Remind your child that your job is to keep your teen safe and protected, and you want to help them. If your teen decides on his/her own to end the relationship, recognize that it will be easiest on your child to phase out the friendship rather than announcing a dramatic end.
You should adjust your family’s rules as your teen matures. First, make sure that your rules are age appropriate. What worked when your child was ten, does not work for your 14-year-old, and sometimes, teens will “act out” in frustration. Let your teen have input into some of the rules to let them feel part of the process and have some ownership of them. Second, if you know your child or your child’s friends are engaging in behavior that isn’t in line with your values, then adjust your rules to address that behavior and create appropriate consequences for breaking the rules. It’s important to understand that punishment is not the goal in a parent’s discipline, but rather providing a lesson. You must see the consequence through in order to see behavior change.
If you really feel that your teen’s friends are a negative influence, then schedule other activities for your teen, especially during times that they are more prone to undesirable behavior, such as afterschool if they are home alone. Suggest activities that will interest him/her and that offer the opportunity to make new friends with similar interests. You might be able to gently cut out the bad friends if your teen becomes interested in a different crowd.

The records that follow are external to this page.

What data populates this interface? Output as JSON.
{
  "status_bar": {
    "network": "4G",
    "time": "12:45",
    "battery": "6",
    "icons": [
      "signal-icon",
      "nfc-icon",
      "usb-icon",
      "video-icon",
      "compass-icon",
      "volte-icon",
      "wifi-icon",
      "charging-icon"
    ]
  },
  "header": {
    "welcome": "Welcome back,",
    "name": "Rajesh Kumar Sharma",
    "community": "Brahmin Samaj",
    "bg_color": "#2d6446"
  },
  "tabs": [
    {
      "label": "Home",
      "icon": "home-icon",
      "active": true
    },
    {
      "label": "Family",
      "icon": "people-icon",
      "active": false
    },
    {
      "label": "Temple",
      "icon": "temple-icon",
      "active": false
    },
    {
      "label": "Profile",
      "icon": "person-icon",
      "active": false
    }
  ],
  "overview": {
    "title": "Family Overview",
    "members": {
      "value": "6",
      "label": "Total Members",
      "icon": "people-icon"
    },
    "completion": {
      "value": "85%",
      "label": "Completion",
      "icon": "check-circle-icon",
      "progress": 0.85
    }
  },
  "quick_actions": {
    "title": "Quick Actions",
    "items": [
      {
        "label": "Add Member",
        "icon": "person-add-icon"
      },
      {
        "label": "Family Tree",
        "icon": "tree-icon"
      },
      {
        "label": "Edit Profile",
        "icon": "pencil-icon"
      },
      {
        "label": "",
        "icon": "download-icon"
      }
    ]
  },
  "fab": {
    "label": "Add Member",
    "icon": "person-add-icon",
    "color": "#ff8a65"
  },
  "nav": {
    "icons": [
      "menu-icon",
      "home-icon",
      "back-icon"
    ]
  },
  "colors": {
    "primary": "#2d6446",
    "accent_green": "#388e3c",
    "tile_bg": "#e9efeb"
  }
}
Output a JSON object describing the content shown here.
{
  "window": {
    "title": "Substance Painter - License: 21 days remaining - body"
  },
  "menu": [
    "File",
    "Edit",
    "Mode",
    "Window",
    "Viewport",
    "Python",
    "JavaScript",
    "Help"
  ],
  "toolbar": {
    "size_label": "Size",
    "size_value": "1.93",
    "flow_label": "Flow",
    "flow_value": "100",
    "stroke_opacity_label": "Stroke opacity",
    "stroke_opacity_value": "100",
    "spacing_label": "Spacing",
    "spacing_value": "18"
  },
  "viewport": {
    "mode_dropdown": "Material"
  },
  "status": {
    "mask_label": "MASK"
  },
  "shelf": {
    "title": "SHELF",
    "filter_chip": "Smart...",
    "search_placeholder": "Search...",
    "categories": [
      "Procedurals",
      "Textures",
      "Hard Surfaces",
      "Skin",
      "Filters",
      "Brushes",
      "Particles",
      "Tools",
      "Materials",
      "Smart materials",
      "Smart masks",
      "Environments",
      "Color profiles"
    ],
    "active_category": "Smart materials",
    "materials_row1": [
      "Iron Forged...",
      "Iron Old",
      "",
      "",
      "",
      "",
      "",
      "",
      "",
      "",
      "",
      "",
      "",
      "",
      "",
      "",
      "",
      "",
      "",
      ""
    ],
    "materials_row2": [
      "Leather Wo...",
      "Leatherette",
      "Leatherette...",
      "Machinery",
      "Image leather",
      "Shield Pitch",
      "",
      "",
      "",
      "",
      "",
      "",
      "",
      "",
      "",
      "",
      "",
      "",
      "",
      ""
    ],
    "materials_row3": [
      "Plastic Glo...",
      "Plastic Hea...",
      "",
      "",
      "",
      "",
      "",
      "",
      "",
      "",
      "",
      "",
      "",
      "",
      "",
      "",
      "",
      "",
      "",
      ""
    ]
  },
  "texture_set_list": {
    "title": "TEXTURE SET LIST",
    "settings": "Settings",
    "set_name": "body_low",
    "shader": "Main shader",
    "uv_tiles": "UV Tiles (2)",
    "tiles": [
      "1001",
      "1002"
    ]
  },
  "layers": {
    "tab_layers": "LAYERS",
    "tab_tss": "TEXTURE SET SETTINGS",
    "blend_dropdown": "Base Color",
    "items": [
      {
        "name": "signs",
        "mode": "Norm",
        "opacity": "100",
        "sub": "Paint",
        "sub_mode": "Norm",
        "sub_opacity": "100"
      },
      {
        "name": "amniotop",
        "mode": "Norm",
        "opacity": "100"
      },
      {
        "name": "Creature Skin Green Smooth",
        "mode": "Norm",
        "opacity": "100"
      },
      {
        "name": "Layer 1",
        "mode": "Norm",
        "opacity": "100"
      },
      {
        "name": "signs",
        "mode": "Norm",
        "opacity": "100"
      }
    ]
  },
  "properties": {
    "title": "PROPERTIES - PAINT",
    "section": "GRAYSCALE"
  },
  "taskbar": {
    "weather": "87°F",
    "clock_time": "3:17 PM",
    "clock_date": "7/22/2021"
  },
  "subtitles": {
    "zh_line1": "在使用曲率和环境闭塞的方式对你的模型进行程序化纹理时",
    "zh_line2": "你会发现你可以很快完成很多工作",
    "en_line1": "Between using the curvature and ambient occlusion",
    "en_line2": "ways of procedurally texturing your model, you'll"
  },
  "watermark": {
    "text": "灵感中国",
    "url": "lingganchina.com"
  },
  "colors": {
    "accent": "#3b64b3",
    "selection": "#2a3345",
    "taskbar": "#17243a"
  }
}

When it comes to our children’s social lives, it’s important to let your teen choose his or her own friends. This process actually helps your teen’s development by helping him/her learn how to navigate social situations, which will be critically important, as he grows older. As long as there is no immediate harm to your teen, teaching your child how to tell good friends from bad ones will keep you better connected to your child, help them to think for themselves, and encourage them to make better decisions. However, you can set guidelines or rules to make sure that he/she stays safe and doesn’t get into trouble. And, you can set your teen up for success by building their self-esteem at every opportunity so that he/she will be better able to resist negative peer pressure.
When your kids are struggling with their friends, it can be difficult to get involved as a parent. Talk to other parents and see how they are handling it. If you don’t want it to be a public matter, do online research from a trusty authority like Kids in the House (KidsInTheHouse.com). This site hosts original video content featuring parenting professionals.
I’ve included a link below to one video of many on teen friends. It could be a good place to start with research. Hope this helps!